Grassing whole lawn or bald spots. When you do decide to plant your grass in your garden you should also plan on planting in transitional months, Fall being preferred, however again Spring is also ok should you not have the Fall option. Seeding grass is easy, affordable and should be planted before a freeze or right after the winter. Seeds start to germinate at about 50 degrees Fahrenheit and as long as you seed early enough, wait quite a bit until cutting. Even if there is some dryness, in the late Spring, no need to fret, the hotter it is, the deeper the roots burrow, allowing for a strong healthy and resourceful grass that will grow strongly throughout the summer.

Planting and design. Before planting it would be advisable to see the types of plants that thrive and are seasonal in your new location. The Puyallup Valley area has different soul than the South Hill area. It’s typically softer in the valley and more rugged on the hill from what I have seen. Online there are loads of plant databases that can provide you with enough plant information on seasonal growth, growing needs and conditions and even tree and lawn care.

Getting prepared for spring. Crabgrass is a very serious problem for many lawn owners and for new homeowners can be frustrating as it grows so strong and thrives everywhere. Without getting out the chemical guns for getting rid or managing crabgrass a great eco-friendly and cost friendly solution, use corn gluten meal as an option.

For a DIY pest control method there are many sites online that give you a simple guide on pest control for your location and also your yard. As pesticides are tricky in what they are made of, there are in depth guides on what you can use and how to use them. Even if you are not looking to DIY – knowing about pesticides before the gardener comes out is a good idea.

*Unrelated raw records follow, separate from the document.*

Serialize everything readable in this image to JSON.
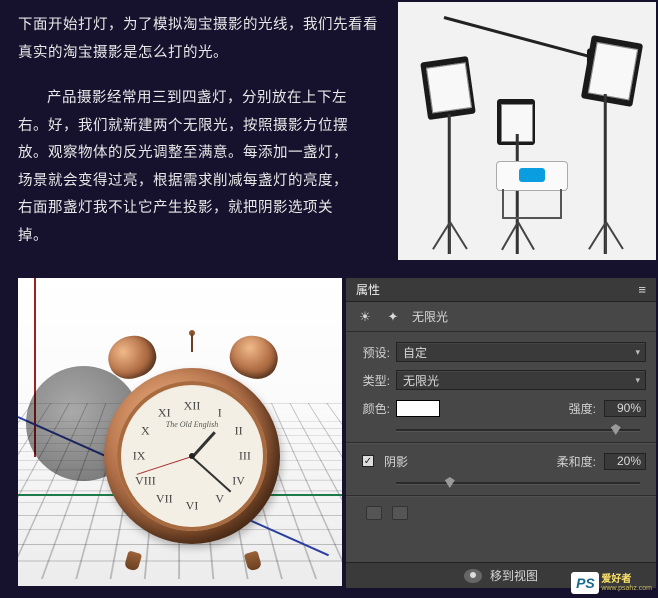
{
  "paragraphs": {
    "p1": "下面开始打灯，为了模拟淘宝摄影的光线，我们先看看真实的淘宝摄影是怎么打的光。",
    "p2": "产品摄影经常用三到四盏灯，分别放在上下左右。好，我们就新建两个无限光，按照摄影方位摆放。观察物体的反光调整至满意。每添加一盏灯，场景就会变得过亮，根据需求削减每盏灯的亮度，右面那盏灯我不让它产生投影，就把阴影选项关掉。"
  },
  "clock": {
    "script_label": "The Old English",
    "numerals": {
      "n1": "I",
      "n2": "II",
      "n3": "III",
      "n4": "IV",
      "n5": "V",
      "n6": "VI",
      "n7": "VII",
      "n8": "VIII",
      "n9": "IX",
      "n10": "X",
      "n11": "XI",
      "n12": "XII"
    }
  },
  "panel": {
    "tab": "属性",
    "light_type_title": "无限光",
    "rows": {
      "preset_label": "预设:",
      "preset_value": "自定",
      "type_label": "类型:",
      "type_value": "无限光",
      "color_label": "颜色:",
      "color_value": "#ffffff",
      "intensity_label": "强度:",
      "intensity_value": "90%",
      "shadow_label": "阴影",
      "shadow_checked": true,
      "softness_label": "柔和度:",
      "softness_value": "20%"
    },
    "slider_positions": {
      "intensity": 88,
      "softness": 20
    },
    "footer_button": "移到视图"
  },
  "watermark": {
    "ps": "PS",
    "cn": "爱好者",
    "en": "www.psahz.com"
  },
  "icons": {
    "menu": "menu-icon",
    "sun": "sun-icon",
    "light": "lightbulb-icon",
    "dropdown": "chevron-down-icon",
    "eye": "eye-icon",
    "globe": "globe-icon",
    "swap": "swap-icon"
  }
}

There you have it folks! Homeowner tips and tricks to having a great yard.